* [Task to carry out]: In the listing, find every line that has the string "队列右键" and copy it.

[Source material]

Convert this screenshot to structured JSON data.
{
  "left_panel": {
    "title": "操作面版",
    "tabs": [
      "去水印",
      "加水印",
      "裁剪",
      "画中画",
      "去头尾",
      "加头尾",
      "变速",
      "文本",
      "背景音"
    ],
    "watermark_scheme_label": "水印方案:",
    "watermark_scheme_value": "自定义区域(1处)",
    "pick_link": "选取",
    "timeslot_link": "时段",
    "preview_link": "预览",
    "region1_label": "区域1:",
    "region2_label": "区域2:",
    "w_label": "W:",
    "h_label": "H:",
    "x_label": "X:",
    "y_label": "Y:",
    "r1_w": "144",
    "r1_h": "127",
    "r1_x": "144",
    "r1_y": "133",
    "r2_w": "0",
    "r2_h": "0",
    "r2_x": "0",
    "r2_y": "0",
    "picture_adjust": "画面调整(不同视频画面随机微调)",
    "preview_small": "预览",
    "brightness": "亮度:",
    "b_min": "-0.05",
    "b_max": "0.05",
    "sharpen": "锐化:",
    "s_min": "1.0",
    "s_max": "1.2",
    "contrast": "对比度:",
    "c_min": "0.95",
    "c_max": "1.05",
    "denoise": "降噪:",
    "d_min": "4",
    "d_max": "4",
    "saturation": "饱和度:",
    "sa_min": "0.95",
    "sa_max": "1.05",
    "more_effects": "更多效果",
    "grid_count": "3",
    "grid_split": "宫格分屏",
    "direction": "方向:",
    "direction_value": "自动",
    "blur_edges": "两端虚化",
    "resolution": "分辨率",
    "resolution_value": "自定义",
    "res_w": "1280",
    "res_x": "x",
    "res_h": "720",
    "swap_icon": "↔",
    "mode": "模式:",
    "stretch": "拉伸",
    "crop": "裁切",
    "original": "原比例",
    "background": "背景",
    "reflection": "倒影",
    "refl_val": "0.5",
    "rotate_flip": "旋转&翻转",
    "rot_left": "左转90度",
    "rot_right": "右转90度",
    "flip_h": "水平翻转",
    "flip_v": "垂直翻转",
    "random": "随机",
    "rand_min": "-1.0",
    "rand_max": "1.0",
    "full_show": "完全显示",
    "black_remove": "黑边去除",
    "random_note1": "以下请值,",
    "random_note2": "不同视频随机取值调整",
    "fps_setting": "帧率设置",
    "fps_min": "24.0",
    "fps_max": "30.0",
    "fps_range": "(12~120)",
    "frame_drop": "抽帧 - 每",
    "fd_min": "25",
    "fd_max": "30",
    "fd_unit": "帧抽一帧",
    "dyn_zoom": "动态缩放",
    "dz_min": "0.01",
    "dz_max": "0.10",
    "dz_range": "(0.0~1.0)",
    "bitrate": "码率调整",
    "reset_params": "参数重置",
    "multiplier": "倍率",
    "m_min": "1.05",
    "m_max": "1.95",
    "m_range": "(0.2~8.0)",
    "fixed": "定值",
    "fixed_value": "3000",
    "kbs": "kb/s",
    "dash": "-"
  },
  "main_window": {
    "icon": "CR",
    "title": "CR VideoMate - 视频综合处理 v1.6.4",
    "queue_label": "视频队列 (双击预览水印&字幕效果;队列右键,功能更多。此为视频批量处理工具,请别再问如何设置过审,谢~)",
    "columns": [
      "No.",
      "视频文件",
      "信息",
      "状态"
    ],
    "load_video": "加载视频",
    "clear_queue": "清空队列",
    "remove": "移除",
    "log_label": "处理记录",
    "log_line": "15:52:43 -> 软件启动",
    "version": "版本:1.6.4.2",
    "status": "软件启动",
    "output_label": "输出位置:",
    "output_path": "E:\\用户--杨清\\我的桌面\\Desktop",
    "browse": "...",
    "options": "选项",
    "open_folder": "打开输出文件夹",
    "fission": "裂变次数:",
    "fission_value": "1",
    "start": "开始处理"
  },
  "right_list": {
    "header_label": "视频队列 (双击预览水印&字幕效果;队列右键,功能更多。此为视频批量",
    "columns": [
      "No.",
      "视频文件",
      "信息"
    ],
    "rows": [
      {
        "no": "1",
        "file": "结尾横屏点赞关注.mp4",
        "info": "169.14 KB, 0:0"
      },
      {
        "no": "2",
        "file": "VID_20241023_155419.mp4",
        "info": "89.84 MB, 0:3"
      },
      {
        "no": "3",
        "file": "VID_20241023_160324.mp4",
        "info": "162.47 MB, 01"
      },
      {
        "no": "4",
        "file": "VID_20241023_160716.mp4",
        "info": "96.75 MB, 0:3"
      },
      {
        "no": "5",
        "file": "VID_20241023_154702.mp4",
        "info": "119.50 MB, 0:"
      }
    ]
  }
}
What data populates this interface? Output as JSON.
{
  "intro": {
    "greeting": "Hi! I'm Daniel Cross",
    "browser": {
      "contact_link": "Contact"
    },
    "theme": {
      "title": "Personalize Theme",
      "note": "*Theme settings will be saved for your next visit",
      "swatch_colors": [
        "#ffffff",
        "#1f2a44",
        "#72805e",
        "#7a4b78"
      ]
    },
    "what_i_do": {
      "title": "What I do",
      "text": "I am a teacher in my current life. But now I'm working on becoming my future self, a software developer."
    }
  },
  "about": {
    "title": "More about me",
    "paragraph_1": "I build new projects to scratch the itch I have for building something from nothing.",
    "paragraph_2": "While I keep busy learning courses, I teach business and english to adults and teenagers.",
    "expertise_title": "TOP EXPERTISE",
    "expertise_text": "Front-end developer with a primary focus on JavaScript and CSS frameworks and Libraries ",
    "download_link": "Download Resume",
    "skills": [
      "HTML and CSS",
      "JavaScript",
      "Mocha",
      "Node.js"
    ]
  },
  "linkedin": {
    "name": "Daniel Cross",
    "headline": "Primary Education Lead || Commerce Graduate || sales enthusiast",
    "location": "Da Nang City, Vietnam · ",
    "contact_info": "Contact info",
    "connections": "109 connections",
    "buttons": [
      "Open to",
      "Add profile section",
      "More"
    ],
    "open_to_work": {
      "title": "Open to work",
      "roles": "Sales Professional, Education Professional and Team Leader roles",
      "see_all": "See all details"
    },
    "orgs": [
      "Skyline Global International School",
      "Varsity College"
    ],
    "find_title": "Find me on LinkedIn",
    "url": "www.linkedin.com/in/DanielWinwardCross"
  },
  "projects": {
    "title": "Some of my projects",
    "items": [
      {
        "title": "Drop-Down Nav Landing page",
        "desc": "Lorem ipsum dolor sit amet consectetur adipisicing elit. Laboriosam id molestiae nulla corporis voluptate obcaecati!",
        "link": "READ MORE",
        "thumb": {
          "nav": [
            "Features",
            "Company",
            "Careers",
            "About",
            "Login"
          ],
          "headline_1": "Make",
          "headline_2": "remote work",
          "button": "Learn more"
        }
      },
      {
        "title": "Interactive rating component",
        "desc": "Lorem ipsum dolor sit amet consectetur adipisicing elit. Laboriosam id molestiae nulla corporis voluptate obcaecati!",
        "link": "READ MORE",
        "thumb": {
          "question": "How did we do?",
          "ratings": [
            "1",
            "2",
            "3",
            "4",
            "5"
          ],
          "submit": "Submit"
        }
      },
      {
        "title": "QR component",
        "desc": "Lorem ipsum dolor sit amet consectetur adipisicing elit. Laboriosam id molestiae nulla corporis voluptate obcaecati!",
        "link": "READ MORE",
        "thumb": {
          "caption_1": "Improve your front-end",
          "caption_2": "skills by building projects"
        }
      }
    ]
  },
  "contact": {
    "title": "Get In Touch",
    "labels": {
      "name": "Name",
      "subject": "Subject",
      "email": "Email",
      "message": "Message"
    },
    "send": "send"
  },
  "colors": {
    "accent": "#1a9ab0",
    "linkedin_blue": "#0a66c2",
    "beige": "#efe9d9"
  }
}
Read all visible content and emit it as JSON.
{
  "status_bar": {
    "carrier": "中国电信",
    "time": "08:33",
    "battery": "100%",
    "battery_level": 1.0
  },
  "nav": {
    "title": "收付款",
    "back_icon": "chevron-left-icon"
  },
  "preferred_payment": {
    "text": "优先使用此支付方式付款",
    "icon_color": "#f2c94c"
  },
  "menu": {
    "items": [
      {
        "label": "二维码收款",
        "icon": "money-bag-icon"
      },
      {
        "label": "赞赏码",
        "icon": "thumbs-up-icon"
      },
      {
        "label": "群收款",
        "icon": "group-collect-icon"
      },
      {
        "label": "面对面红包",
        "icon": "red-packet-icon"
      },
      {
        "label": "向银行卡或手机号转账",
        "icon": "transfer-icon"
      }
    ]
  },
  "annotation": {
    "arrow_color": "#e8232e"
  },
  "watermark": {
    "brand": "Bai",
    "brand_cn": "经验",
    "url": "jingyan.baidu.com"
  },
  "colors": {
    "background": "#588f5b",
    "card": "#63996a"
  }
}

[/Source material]

* [Answer box]:
    "queue_label": "视频队列 (双击预览水印&字幕效果;队列右键,功能更多。此为视频批量处理工具,请别再问如何设置过审,谢~)",
    "header_label": "视频队列 (双击预览水印&字幕效果;队列右键,功能更多。此为视频批量",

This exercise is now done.